## Requirement
Track down each line below containing the string "this" and copy it.

[Dataset rows describing interfaces]
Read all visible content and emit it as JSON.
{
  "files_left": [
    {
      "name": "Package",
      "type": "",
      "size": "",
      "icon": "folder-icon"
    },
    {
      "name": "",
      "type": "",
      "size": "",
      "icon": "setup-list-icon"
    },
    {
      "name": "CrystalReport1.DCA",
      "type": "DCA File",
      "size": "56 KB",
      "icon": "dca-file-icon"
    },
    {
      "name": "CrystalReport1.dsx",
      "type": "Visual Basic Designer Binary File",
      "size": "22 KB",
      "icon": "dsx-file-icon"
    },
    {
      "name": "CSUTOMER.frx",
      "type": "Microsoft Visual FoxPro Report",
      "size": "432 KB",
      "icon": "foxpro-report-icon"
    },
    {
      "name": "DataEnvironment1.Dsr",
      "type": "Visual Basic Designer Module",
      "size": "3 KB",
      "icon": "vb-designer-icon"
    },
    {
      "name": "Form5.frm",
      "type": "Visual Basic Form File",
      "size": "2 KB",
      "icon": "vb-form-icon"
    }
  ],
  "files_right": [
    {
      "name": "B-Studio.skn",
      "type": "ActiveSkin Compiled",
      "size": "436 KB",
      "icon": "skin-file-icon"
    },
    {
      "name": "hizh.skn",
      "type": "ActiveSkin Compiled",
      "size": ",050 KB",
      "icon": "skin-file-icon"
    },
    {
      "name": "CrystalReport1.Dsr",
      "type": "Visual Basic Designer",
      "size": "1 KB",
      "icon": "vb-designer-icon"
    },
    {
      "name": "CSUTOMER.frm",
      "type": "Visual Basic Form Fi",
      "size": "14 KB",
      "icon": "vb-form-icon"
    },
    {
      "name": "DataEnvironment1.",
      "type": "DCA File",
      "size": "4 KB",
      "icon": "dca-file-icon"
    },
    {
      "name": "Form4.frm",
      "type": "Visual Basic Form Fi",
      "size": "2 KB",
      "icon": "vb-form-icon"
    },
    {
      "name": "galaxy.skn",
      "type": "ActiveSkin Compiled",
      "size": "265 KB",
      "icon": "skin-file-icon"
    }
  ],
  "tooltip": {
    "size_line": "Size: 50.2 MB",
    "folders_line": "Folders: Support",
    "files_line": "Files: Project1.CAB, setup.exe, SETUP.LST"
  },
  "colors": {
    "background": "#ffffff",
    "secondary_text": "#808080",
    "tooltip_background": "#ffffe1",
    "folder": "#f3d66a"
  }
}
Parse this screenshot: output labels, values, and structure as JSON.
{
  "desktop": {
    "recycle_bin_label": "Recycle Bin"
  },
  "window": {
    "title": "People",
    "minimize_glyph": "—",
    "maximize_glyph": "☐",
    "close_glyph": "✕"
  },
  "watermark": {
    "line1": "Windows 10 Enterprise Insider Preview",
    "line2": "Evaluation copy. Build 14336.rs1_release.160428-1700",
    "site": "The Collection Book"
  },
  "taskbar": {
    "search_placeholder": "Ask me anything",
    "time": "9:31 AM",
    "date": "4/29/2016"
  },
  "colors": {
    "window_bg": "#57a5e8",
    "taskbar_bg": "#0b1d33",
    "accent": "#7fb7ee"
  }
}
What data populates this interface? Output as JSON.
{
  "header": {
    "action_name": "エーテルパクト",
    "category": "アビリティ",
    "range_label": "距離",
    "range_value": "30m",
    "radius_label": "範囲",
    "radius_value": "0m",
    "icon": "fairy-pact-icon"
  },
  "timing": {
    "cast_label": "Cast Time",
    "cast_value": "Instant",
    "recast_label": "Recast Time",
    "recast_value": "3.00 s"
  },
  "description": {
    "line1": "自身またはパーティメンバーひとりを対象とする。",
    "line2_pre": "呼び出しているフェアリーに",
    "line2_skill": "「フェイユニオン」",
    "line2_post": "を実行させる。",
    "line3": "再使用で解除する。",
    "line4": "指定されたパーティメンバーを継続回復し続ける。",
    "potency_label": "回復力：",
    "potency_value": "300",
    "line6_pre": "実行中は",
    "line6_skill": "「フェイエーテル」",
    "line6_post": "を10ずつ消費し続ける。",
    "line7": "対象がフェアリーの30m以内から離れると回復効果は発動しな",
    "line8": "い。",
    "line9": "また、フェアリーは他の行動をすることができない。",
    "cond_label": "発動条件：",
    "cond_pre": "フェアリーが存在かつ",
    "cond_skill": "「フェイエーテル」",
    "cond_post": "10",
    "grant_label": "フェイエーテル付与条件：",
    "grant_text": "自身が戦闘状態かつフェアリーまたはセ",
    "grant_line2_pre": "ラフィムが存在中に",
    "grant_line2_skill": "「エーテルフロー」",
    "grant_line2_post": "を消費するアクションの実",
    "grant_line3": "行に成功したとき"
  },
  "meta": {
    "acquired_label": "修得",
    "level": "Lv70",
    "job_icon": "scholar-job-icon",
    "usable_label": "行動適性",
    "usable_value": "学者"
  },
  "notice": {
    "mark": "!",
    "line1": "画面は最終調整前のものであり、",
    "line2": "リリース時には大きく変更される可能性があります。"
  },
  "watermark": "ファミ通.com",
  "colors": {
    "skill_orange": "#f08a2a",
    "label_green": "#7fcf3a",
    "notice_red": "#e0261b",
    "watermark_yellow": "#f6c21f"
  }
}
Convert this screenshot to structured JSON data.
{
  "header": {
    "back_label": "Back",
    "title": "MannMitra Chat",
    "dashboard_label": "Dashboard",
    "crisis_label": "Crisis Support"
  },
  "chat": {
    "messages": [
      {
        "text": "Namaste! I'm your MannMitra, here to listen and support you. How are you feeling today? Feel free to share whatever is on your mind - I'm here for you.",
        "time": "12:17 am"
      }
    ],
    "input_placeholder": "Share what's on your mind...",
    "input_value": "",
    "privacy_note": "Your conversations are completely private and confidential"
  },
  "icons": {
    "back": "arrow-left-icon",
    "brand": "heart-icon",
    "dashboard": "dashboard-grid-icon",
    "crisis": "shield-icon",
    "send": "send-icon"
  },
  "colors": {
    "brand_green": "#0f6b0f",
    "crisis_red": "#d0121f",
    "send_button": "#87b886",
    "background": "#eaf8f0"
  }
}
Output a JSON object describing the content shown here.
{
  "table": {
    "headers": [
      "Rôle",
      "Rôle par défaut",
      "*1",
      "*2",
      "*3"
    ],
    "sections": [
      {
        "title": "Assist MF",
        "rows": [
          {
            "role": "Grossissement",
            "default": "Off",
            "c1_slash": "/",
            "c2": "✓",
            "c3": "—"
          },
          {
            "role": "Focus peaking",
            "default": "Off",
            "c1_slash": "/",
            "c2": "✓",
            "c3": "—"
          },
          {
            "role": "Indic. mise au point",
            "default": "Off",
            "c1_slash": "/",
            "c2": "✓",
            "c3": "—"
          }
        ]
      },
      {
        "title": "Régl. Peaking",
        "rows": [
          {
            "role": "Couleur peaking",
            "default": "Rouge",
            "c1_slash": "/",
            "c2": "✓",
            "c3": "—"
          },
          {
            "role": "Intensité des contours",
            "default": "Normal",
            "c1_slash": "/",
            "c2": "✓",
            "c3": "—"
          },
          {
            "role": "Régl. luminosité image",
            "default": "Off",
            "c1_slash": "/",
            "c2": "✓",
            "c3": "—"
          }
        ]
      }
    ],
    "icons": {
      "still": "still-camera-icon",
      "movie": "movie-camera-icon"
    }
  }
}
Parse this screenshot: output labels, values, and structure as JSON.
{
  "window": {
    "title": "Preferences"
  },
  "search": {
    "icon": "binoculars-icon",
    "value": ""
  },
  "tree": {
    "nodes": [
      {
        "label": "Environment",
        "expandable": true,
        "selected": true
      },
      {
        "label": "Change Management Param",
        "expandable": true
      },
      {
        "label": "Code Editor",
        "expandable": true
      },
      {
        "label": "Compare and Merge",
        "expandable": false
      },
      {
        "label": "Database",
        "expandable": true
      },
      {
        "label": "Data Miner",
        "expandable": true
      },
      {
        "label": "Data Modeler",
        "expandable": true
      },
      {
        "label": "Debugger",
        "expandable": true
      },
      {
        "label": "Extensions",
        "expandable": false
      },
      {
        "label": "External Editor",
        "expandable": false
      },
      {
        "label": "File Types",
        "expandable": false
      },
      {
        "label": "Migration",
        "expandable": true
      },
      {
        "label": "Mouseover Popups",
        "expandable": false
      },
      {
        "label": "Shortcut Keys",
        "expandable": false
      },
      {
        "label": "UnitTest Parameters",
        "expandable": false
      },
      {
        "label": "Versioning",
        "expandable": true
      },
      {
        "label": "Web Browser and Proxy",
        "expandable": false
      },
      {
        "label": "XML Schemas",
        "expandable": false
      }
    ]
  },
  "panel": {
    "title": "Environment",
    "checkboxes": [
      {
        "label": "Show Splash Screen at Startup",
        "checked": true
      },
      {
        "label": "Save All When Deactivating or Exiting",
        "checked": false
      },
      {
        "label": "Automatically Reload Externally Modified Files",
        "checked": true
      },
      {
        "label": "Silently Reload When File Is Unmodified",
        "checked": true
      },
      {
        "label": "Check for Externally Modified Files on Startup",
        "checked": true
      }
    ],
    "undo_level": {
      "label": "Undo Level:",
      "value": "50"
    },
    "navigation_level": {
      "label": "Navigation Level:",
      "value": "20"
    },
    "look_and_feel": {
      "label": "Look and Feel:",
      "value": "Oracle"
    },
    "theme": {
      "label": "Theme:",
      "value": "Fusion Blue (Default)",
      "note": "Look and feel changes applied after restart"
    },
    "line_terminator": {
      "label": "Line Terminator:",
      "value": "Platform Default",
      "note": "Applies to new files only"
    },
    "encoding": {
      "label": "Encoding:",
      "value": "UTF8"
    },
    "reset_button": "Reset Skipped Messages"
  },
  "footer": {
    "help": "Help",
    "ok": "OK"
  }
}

## Your response
Parse this screenshot: output labels, values, and structure as JSON.
What data populates this interface? Output as JSON.
Convert this screenshot to structured JSON data.
Parse this screenshot: output labels, values, and structure as JSON.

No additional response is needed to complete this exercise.